Before the turn of the century, among those who came to this area to break the virgin prairie for the first time were several Swedish families.

In keeping with their tradition and background of religious worship, they asked Rev. C. Charnquist, then of the Hutto Charge of the Swedish Mission Conference of the Methodist Episcopal Church North, to come to their homes from time to time to hold religious services. This was from 1896 to 1898.

Dr. F.A. Lundberg served Hutto and held meetings in Taylor homes in 1899.

This church was organized in 1900. Rev. E. Severin served both Taylor and Hutto. The Taylor Tenth Street Church was purchased in 1900 from the Cumberland Presbyterian Church, who built the church in 1894 and disbanded.

In 1901, Rev. C.E. Dahl served both charges. Rev. C.E. Wohlander was named in charge in 1902 but did not arrive until June of 1903 after he finished seminary. He died in October 1904.

The Conference of 1904 moved Rev. C.E. Dahl back, and he lived in Taylor.

In 1905, Hutto and Taylor became full-time stations, and Rev. C.E. Dahl served until 1909. In that year, Taylor and Hutto were again combined, and Rev. T.J. Westerberg served both charges. [2]
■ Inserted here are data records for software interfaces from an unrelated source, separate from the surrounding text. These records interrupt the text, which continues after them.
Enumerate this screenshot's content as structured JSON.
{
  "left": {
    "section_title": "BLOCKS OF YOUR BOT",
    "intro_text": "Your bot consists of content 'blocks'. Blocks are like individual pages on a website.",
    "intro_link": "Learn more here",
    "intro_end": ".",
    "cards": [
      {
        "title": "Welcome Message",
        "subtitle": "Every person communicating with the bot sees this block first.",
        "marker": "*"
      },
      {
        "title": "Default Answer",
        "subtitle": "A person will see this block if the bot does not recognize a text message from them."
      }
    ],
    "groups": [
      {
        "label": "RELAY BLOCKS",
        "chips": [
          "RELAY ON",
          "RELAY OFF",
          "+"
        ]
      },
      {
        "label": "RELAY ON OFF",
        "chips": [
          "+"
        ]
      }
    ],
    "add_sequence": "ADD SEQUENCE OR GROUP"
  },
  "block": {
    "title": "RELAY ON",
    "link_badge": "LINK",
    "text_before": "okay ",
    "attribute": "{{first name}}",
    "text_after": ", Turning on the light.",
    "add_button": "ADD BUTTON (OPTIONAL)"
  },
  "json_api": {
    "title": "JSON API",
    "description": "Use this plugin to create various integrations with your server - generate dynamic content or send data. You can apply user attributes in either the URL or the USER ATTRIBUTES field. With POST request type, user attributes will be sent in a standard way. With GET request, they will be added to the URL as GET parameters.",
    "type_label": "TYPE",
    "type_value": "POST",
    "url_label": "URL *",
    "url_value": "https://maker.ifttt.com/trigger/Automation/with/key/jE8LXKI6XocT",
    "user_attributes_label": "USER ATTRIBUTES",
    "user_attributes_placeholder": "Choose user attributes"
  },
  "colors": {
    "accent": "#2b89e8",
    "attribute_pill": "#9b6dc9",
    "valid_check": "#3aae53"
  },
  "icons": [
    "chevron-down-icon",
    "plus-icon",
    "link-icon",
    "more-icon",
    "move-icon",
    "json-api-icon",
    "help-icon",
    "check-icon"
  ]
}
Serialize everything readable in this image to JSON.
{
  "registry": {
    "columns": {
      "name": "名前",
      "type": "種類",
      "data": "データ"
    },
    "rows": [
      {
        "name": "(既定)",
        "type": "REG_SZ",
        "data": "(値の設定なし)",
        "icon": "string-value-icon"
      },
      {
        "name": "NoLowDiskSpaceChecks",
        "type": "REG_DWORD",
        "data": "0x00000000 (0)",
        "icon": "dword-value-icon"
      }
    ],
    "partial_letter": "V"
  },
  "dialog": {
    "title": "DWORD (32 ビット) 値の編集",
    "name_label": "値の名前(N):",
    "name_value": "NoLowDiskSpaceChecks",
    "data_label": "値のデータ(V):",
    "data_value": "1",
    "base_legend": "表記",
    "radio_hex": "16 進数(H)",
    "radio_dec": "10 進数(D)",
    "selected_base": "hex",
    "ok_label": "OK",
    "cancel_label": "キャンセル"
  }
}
  1. Williamson County Files (Historical Commission) HUTTO HISTORY, Scarbrough, Clara Application for Historical Marker, 1976
  2. Williamson County Historical Commission Files, TENTH STREET UNITED METHODIST CHURCH, Ahlgreen, A.M., Application for Historical Marker, 1976